Success of positive psychology Popular press: See the annotated bibliography A dedicated journal: See the annotated bibliography section C2 Handbooks:
The article provides a background of understanding for developing the tools for leading and motivating Knowledge Workers. Central is the simple argument that to do what you do well you must be enjoying what you do.
Competitive businesses need their employees to be doing what they are doing well in order to prosper in the competitive marketplace. Other material included describes research into knowledge workers attitudes — attitudes that are determined by the developmental status of society.
Maslow and the Knowledge Worker Revolution One of the best-known theories explaining the actions of people is that of Dr. Maslow hypothesized that people are motivated by a hierarchy of needs.
The hierarchy he described may be drawn as follows: When low-level needs are satisfied, individuals are no longer motivated by them. All the needs are always present. It can be reasonably hypothesized See Sidebar: Maslow described the characteristics of the Self-Actualized Person as follows: Are realistically oriented Accept other people for what they are Are spontaneous in thinking, emotions, and behavior Are problem-centered rather than self-centered Need privacy Are autonomous, independent, and able to remain true to themselves in the face of rejection or unpopularity Have a continuous freshness of appreciation Have mystic or oceanic experiences although not necessarily religious Identify with mankind Have deep meaningful relationships with a few people Have a democratic structure and judge people as individuals Have highly developed ethics Resist total conformity to culture These characteristics, coupled with the motivational needs described by Maslow outlined in diagram aboveprovide some tools for understanding how to motivate Knowledge Workers.

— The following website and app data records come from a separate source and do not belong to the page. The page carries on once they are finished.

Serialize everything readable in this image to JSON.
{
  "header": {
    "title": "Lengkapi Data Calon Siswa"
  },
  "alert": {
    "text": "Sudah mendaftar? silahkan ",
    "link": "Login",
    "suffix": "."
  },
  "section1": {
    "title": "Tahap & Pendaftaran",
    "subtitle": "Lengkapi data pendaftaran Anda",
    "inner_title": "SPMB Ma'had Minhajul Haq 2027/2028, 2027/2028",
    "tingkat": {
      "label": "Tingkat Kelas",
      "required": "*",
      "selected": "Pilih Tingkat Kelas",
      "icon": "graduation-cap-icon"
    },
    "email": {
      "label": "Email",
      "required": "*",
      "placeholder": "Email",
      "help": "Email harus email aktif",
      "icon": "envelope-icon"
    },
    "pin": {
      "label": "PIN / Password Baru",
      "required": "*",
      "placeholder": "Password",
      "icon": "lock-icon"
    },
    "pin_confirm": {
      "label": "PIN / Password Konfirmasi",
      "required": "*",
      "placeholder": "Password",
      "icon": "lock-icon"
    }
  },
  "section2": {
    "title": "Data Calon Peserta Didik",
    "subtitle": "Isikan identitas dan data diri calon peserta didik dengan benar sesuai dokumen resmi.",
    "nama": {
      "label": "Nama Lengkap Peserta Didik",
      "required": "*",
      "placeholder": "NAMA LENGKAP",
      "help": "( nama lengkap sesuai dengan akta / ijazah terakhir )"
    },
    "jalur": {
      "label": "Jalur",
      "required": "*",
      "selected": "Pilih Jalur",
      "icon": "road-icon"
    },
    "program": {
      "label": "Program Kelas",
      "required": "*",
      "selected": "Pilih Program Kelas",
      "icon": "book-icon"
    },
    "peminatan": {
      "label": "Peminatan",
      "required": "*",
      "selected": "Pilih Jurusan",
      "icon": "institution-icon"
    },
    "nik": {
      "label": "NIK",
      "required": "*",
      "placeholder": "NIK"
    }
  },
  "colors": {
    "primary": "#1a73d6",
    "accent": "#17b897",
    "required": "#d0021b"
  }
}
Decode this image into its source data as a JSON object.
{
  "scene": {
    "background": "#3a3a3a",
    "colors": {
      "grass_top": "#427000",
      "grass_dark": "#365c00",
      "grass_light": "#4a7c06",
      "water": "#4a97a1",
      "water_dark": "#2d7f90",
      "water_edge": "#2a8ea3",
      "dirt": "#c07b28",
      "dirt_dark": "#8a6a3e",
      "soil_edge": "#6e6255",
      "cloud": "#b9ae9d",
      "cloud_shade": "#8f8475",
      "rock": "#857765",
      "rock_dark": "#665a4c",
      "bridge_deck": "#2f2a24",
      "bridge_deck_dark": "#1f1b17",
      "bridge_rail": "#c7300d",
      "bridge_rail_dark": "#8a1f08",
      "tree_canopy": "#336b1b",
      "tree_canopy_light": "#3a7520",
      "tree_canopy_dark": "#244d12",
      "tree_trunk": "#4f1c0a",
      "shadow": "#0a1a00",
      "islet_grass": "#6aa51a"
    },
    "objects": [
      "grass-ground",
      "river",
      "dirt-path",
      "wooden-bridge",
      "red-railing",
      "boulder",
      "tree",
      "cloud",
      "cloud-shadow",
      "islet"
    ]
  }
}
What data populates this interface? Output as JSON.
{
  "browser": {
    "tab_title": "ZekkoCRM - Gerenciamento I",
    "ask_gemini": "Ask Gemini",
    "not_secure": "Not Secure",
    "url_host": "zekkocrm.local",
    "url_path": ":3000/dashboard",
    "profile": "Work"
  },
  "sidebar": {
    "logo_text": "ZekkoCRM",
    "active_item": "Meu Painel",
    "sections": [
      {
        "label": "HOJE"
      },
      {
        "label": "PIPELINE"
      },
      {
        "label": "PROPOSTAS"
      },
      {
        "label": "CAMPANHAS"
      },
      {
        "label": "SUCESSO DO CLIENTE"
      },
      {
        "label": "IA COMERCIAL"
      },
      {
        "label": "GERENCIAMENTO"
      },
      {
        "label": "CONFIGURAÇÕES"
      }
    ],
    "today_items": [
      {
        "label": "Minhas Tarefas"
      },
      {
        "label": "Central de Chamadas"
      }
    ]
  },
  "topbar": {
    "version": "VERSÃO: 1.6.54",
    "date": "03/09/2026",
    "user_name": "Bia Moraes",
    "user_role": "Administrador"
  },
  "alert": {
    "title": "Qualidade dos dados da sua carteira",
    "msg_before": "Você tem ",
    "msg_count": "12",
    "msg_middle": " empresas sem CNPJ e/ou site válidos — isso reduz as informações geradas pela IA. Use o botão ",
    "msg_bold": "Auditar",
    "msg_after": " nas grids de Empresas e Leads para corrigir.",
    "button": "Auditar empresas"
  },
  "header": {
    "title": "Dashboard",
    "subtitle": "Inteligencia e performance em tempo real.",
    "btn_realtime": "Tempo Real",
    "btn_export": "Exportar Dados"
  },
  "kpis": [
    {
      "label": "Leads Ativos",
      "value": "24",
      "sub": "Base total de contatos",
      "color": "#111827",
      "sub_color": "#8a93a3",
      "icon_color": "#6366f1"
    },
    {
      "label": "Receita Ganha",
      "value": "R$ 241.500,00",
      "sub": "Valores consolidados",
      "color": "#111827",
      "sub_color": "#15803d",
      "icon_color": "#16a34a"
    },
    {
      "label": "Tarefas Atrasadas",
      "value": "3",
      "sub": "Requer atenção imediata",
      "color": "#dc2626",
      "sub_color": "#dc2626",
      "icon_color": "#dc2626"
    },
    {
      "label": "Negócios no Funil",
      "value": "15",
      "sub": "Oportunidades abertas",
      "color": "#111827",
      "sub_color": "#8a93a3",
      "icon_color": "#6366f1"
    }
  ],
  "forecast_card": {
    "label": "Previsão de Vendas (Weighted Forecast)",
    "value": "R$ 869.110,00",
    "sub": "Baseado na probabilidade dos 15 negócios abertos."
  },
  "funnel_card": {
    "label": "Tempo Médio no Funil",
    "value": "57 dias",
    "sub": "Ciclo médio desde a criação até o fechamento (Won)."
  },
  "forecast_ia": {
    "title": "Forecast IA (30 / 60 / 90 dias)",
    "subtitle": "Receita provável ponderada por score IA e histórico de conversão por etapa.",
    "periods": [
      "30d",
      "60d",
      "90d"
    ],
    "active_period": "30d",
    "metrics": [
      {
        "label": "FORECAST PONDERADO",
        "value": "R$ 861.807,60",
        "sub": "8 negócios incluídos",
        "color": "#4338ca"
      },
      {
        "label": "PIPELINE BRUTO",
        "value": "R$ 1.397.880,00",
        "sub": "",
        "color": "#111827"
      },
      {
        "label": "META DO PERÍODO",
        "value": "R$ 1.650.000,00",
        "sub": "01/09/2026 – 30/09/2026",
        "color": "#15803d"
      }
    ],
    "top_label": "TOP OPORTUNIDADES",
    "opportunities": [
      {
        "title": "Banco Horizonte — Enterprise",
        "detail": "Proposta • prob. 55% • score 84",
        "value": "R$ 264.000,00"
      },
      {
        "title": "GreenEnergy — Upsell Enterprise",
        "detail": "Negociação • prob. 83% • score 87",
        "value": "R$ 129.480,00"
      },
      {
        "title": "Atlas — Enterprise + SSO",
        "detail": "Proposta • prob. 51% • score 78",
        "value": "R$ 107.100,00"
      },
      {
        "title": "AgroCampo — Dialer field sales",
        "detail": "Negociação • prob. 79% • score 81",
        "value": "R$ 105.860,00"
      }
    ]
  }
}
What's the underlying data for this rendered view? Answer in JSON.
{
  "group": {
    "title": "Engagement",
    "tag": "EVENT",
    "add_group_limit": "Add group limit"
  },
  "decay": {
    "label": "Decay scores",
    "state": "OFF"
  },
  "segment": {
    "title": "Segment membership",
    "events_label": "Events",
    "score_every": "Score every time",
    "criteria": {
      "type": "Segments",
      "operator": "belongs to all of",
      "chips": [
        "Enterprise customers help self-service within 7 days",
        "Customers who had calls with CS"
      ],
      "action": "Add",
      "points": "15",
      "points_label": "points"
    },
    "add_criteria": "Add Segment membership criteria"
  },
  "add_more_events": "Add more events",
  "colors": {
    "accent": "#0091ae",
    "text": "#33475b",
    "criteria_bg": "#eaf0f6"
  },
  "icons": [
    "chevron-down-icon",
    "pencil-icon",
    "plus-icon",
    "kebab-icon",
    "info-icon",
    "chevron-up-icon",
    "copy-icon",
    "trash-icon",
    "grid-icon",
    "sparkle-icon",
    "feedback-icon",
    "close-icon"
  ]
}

Most Knowledge Workers have no need to worry about their physiological, security, and safety needs, so these basic, low-level needs no longer motivate their actions, although the needs are always present.
Many people are today motivated primarily by social, esteem, and self-actualizing needs. Everyone needs to be loved, to be accepted, and to belong.
Individuals join social, religious, fraternal, and educational organizations to fulfill this psychological need. In addition to being merely accepted and belonging, people want to be heard, to be appreciated, and to be wanted.
People want to feel important and need status. At the highest level are self-actualizing needs. People seek to achieve their highest potential through professional, philanthropic, political, educational, and artistic channels. Those team members at the highest levels — probably a majority — will probably be motivated by a wider variety of needs than those people at lower stages.
Additionally the wide ethnic diversity present in the Knowledge Worker population will increase the variability of factors that will motivate team members.
These three factors leads to the increasing need for people to be treated highly individually if they are to be well motivated. At the same time a highly functioning team can satisfy many of the lower level needs on the hierarchy, which further strengthens the team by making it a fun, supportive and attractive place to be part.
Teams operating at this high performance level represent the peak in human efficiency, creativity and innovation.
Hence the creation of business environments designed to engender and support such teams is increasingly a major objective for businesses that want to remain competitive. Retrieved [date] from, http: Prior to Maslow, researchers generally focused separately on such factors as biology, achievement, or power to explain what energizes, directs, and sustains human behavior.
Maslow posited a hierarchy of human needs based on two groupings: Within the deficiency needs, each lower need must be met before moving to the next higher level. Once each of these needs has been satisfied, if at some future time a deficiency is detected, the individual will act to remove the deficiency.
The first four levels are: According to Maslow, an individual is ready to act upon the growth needs if and only if the deficiency needs are met.
Self-actualized people are characterized by: For example, individuals at the lowest level seek coping information in order to meet their basic needs.Educational psychology is the branch of psychology concerned with the scientific study of human ph-vs.com study of learning processes, from both cognitive and behavioral perspectives, allows researchers to understand individual differences in intelligence, cognitive development, affect, motivation, self-regulation, and self-concept, as well as their role in learning.
Maslow, leading founders of Humanistic Psychology. () the last chapter of which, entitled "Toward a Positive Psychology," lays out a research agenda that has much in common with Seligman's proposal.
This article will explore the common ground between positive and humanistic view of the human being as irreducible to parts, needing. In Abraham Maslow's "Toward a Psychology of Being", he starts out advocating for a health and growth psychology, in which the basic values are obtained from research and clinical experiences with healthy persons, it is not about deficiencies or about getting 'unsick'/5(4).
was a founder of humanistic psych; develped theory of personality and form of psychtherapy that emphasized the inherent worht of people, the innate tendency to strive toward one’s potential, and the importance of the self-concept in personality development; key ideas: the actualizing tendency and unconditional positive regard.
Maslow's Theory of Motivation - Hierarchy of Needs In , Dr. Abraham Maslow 's article "A Theory of Human Motivation " appeared in Psychological Review, which were further expanded upon in his book: Toward a Psychology of Being In this article, Abraham H.
Maslow attempted to formulate a needs-based framework of human motivation and based. A comprehensive review of positive psychology. Positive psychology. William D. Tillier; Calgary Alberta; Update: Under construction.